Your tonsils (the palatine tonsils) are two, oval-shaped lymphatic organs that are located on either side of the back of your throat. Each tonsil is covered by a surface of pink mucosa, which contains small pits and channels that are known as the tonsillar crypts.

 

Debris such as food particles, dead cells, mucus, and microorganisms like viruses and bacteria can accumulate in these crypts. Once these materials begin to decay, they can become concentrated into round, pale tonsil stones.

 

Anyone can develop tonsil stones. However, this condition is most common in children and young adults who have a history of persistent throat infections. In general, tonsil stones do not create noticeable symptoms.

 

Some patients with larger, solidified tonsil stones may experience symptoms such as bad breath, recurrent sore throat, swollen tonsils, difficulty swallowing, and earaches. Visible white debris is also noted among some individuals with larger tonsil stones as well.

 

While many individuals develop small tonsil stones repeatedly, only a few patients suffer from large, solidified tonsil stones.

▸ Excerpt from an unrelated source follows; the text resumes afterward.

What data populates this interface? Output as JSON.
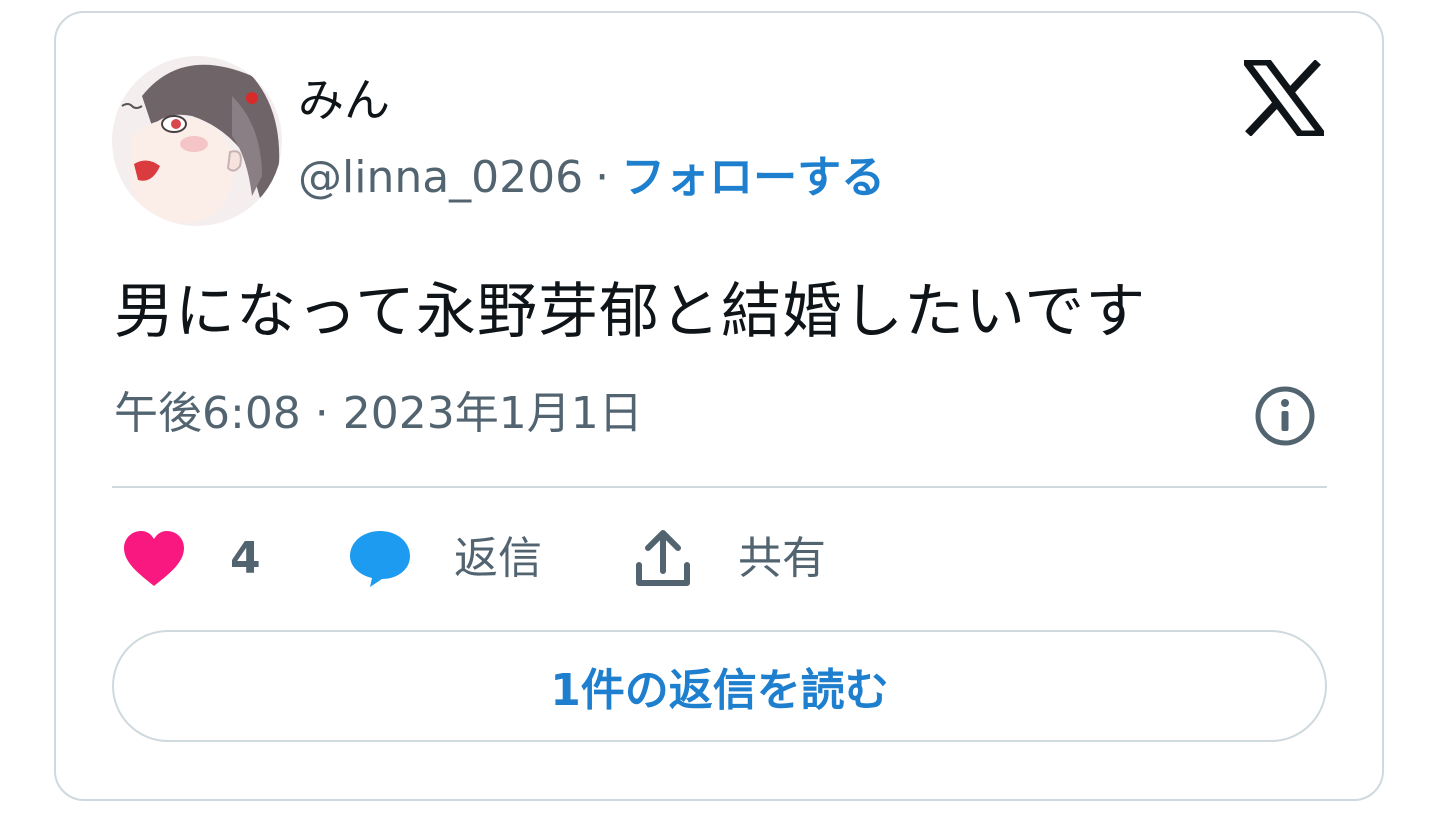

Those who do experience this latter, more-problematic form of tonsil stones are often unaware of the cause of their discomfort.

 

In diagnosing tonsil stones, your family doctor usually makes an official diagnosis during an oral examination of your throat. Sometimes, he or she may order additional imaging studies to confirm this diagnosis and to pinpoint the size and location of the tonsil stones.

 

If you suspect that you may be experiencing tonsil stones, see your doctor for an oral examination. In the process of diagnosing tonsil stones, he or she can determine whether you have this condition and can suggest treatments to help you manage your symptoms.

 

In most cases, your tonsil stones will not create any significant symptoms or long-term health issues, and therefore no substantial treatment or surgery will be necessary after your diagnosis. For patients with recurrent, problematic tonsil stones, however, the tonsils may require more extensive diagnosing tonsil stones methods such as a tonsillectomy.

 

Watch this Video – What are the Symptoms of Tonsil Stones

This article is based on the book, “Tonsil Stones Remedy Forever” by Alison White, an ex-sufferer of tonsilloliths, also known as tonsil stones.

 

Tonsil Stones Remedy Forever is a guidebook that teaches you everything you need to know to get rid of painful, pesky and inconvenient tonsil stones without surgery.

 

This is a 7-day schedule to get rid of tonsil stones using natural remedies that are tried, tested and proven to work. If you are ready to take control of your health and to make the right decision regarding your tonsil stones, then click on Tonsil Stones Remedy Forever.